Intern Exhibition: i forgot i was worried about youDecember 10, 2015
It’s that time of year again: the fall 2015 intern exhibition, i forgot i was worried about you is up in our gallery! WSW provides interns with unlimited studio access and now we can celebrate all they’ve accomplished—professionally and artistically—in their time here.
Emma Bilyeu has been a studio intern since July, working primarily in the etching and papermaking studios, as well as with our fall artist’s book residents. For the exhibition, Emma worked with handmade paper, intaglio printing, and letterpress, the final results reflecting her fear of a static mind. After witnessing the brain’s downfall within her own family and realizing that she’s likely to face a similar fate, she has become hyper aware of moments when her brain is idle.
“When I could be thinking critically, I am often reciting lyrics or repeatedly counting to eight,” she says. Through layers of intaglio and letterpress printing, Emma repeats characters that are only reminiscent of language, as well as numbers one through eight. These, she says, “are a record of her space-holder thoughts.”
She also created handmade paper pieces using overbeaten abaca, which have a skin-like translucency. They represent brain scans: vague and indecipherable, but not empty. Grey Matter, a hand-bound piece also using overbeaten abaca, conjures images of a single brain hemisphere, both fragile and resilient.
Mara Hyman has also been a studio intern for the last six months, working in the letterpress and silkscreen studios, and assisting with artist’s book production. During her time here, Mara has produced work in many media, including zines (letterpress and cut-n-paste/copy-machine printed), screen-printed curtains, mixed media collages, photopolymer prints, and both paper and ceramic sculptures. She says she loves the “intricacy and intimacy of traditional printmaking, as well as the immediacy and accessibility of cell phone photos and copy machines.”

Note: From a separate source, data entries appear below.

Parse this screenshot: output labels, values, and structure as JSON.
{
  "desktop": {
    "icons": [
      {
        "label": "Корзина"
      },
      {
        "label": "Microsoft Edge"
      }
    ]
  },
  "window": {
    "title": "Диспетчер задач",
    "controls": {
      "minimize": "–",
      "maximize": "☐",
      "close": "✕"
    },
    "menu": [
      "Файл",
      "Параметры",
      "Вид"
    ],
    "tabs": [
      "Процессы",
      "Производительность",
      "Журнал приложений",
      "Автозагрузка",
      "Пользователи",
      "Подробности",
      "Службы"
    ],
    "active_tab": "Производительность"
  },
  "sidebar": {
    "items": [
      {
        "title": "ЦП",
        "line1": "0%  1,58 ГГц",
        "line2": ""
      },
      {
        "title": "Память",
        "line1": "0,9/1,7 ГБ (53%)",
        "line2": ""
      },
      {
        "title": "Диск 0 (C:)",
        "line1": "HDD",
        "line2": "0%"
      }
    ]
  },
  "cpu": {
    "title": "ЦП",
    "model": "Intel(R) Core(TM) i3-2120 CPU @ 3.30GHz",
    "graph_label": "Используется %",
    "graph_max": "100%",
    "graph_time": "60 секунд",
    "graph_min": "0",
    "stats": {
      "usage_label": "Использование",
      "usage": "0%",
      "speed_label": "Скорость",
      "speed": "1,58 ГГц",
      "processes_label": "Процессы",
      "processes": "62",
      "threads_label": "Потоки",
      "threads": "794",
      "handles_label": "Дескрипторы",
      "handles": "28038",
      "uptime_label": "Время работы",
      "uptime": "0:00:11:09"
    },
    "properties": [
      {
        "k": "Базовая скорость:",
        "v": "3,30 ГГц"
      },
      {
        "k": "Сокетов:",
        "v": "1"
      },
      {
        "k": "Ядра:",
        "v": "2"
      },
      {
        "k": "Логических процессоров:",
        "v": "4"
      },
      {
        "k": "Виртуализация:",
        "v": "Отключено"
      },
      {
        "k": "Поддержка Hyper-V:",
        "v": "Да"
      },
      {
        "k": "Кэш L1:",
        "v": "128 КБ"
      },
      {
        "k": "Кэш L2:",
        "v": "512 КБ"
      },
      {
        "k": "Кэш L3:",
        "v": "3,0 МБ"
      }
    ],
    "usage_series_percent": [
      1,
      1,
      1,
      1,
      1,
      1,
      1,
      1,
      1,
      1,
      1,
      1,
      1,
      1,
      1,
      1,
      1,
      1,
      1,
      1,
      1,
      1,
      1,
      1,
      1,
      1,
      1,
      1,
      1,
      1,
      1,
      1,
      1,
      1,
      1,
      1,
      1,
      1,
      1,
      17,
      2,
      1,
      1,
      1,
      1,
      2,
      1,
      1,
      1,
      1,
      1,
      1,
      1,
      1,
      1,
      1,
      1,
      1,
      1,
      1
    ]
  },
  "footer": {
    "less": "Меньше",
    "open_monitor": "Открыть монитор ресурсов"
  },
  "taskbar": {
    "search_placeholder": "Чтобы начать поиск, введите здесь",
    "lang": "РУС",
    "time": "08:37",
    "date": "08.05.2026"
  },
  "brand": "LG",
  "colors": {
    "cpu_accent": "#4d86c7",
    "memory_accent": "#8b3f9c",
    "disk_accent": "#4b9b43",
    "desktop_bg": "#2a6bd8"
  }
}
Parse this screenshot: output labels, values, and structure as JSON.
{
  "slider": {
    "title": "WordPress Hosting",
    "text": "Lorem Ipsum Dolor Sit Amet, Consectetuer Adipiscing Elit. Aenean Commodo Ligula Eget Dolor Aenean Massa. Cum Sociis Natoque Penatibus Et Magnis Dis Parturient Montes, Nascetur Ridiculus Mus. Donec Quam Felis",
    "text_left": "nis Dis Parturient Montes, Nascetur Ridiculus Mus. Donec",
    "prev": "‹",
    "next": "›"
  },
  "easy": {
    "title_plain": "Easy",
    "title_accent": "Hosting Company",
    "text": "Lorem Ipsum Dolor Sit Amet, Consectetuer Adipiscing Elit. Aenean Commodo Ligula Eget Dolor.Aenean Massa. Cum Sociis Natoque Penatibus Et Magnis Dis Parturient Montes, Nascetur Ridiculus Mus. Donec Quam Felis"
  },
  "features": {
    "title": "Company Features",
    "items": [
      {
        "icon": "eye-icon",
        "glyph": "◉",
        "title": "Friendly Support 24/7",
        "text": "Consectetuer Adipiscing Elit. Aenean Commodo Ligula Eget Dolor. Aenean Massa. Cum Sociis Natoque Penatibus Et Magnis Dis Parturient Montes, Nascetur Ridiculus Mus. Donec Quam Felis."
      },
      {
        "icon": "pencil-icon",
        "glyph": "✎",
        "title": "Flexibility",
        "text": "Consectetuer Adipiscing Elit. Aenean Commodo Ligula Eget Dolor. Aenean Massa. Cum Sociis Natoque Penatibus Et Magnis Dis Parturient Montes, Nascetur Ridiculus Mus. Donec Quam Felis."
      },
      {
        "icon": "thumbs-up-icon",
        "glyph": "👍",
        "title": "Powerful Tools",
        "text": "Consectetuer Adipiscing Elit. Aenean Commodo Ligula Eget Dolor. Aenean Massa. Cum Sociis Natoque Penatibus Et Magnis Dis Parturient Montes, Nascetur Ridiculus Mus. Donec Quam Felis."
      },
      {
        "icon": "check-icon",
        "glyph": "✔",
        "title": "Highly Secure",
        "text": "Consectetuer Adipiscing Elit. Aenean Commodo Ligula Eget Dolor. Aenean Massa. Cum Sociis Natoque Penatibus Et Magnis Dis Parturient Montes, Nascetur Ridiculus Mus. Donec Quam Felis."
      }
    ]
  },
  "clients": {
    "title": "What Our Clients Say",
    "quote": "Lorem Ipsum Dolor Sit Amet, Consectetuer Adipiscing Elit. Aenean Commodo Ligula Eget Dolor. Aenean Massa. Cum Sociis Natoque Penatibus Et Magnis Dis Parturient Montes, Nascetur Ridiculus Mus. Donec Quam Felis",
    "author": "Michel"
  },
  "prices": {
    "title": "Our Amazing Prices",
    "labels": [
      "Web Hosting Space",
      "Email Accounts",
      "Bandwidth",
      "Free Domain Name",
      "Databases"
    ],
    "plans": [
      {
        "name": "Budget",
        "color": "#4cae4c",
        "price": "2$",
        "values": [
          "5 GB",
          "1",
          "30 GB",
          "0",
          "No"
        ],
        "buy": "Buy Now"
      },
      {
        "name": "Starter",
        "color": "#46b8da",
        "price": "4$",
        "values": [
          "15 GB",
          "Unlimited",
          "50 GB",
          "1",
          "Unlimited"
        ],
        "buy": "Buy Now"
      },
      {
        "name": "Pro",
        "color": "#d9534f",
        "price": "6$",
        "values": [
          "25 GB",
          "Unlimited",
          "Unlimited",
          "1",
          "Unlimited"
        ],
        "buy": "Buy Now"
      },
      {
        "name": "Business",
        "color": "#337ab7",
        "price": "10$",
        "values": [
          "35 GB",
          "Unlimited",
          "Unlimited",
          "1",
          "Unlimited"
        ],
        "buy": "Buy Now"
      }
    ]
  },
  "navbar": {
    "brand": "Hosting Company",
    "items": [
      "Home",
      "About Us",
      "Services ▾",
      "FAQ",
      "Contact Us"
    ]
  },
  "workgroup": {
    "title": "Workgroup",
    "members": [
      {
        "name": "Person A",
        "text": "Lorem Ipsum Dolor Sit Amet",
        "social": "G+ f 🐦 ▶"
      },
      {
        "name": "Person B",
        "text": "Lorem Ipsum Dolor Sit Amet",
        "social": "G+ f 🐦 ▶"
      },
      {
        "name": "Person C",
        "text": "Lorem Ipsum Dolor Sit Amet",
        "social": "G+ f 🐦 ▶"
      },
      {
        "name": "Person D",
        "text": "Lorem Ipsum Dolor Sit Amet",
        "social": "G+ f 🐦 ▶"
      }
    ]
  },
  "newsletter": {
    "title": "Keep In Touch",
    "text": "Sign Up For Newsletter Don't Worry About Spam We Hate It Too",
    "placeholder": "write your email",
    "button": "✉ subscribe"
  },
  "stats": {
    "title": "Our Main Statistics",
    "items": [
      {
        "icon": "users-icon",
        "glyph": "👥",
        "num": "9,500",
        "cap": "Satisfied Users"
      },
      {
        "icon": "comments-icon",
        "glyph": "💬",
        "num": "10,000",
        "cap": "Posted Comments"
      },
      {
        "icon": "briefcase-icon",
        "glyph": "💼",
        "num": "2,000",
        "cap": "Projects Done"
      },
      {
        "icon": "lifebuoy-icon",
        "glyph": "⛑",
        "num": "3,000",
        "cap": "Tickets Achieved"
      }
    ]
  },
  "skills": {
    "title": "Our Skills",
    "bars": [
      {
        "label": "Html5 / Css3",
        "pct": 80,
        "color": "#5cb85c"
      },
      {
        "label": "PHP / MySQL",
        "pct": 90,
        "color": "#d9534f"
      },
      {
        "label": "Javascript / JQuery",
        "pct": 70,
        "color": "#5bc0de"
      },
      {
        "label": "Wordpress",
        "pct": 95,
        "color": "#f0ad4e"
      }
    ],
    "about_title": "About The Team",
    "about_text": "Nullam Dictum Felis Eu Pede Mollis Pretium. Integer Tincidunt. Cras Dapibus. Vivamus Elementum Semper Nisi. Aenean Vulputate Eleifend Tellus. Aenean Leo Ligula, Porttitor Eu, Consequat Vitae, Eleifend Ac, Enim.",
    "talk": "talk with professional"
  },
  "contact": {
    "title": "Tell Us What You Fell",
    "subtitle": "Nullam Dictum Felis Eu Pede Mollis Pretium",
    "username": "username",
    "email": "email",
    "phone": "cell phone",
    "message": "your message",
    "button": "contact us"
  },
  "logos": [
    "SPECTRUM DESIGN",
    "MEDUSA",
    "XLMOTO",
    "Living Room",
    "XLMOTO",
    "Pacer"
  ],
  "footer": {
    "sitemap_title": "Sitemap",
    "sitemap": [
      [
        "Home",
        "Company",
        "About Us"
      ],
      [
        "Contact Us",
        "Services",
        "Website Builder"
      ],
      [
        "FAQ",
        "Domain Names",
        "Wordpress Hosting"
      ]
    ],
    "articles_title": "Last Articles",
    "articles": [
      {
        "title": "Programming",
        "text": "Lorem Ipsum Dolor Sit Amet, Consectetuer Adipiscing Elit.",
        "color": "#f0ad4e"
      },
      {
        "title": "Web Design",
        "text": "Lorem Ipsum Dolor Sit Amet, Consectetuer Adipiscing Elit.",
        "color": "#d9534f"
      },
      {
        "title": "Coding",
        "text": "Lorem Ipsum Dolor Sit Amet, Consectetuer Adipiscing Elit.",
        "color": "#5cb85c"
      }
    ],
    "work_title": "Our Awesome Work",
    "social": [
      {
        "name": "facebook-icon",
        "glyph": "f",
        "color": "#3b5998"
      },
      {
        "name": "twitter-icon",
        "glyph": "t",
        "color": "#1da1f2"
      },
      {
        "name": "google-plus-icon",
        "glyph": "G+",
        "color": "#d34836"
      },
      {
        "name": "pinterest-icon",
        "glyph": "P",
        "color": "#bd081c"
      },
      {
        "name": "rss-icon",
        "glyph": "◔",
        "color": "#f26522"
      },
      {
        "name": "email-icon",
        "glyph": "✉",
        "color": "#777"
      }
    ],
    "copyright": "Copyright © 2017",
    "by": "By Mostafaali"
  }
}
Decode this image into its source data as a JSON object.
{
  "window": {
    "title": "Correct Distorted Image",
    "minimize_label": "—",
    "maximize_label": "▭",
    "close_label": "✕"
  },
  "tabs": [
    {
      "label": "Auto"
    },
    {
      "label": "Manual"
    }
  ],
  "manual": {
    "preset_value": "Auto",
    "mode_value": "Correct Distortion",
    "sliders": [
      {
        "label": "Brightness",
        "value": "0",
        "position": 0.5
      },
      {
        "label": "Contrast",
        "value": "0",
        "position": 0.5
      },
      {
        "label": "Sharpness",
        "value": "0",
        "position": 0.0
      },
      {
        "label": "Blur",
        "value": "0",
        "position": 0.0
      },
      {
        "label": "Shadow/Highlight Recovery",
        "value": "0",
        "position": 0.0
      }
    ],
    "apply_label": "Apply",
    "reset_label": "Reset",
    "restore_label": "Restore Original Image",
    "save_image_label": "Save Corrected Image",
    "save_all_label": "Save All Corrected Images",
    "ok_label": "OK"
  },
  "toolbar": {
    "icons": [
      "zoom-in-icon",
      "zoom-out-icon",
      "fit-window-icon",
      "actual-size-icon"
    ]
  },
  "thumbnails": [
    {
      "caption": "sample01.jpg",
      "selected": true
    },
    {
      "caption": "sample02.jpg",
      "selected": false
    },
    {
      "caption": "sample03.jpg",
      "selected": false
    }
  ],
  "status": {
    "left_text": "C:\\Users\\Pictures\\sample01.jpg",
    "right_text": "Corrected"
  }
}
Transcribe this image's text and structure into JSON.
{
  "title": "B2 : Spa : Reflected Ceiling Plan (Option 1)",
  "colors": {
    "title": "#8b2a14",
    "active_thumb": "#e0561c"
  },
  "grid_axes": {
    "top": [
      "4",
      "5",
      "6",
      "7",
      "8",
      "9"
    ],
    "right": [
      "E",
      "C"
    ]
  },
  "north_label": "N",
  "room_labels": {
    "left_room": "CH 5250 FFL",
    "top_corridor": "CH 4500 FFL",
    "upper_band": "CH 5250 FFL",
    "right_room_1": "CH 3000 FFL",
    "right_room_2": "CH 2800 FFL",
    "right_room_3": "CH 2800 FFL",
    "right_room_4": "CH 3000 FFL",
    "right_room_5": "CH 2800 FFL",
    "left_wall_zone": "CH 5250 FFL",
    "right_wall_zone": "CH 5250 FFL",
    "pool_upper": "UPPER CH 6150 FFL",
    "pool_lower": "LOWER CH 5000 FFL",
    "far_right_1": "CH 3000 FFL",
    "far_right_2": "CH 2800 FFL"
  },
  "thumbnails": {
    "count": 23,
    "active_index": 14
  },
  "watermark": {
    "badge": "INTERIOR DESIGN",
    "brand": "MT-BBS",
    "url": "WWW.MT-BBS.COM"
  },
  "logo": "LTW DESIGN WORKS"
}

In her work, Mara contends with ideas of public and private space: claiming space as one’s own and then allowing oneself to be vulnerable and honest; accessing privacy as privilege; and achieving privacy in public space. Her screen-printed printed curtains feature repetitious window imagery, portraying the barrier and binary of public and private.
Much of Mara’s other work centers on fetishism and romanticism. She uses themes of objectification and abjection to “struggle through [her] own gender, sexuality, and heartbreak, and the trauma of living in a sexualized body.”
Katie Wofford has been WSW’s Nonprofit-Management Intern since January, working with the marketing team, planning WSW’s many events, and maintaining our database. In her year at WSW, Katie has come a long way in looking at her artistic practice.
College taught her to create minimalist work free from emotional meaning, but after working alongside both spring and fall intern groups (and taking and SAI workshop in sculptural papermaking), she’s brought representation back into her work.
One current body of work—a large closed basket and two sets of paper sculptures—represents shelter and by extension, ways to heal oneself so that shelter is no longer needed. Katie’s second body of work is a series of mixed media prints depicting plants noted for their healing properties.
“As I was installing,” Katie admits, “the two bodies of work felt too different from one another, given their conceptual relationship. I decided that the sculptures needed to literally function as a home or a shelter, so now they’re plant houses! It turns out tillandsia are quite finicky and need to be babied, so that worked out surprisingly well for a spur-of-the-moment decision.”
Last weekend, WSW held an opening reception for i forgot i was worried about you. If you missed it, stop by the studio anytime before December 18th to see what these talented ladies have been up to. We can hardly believe there are only a few weeks left of the term, but are so excited to see what they do next!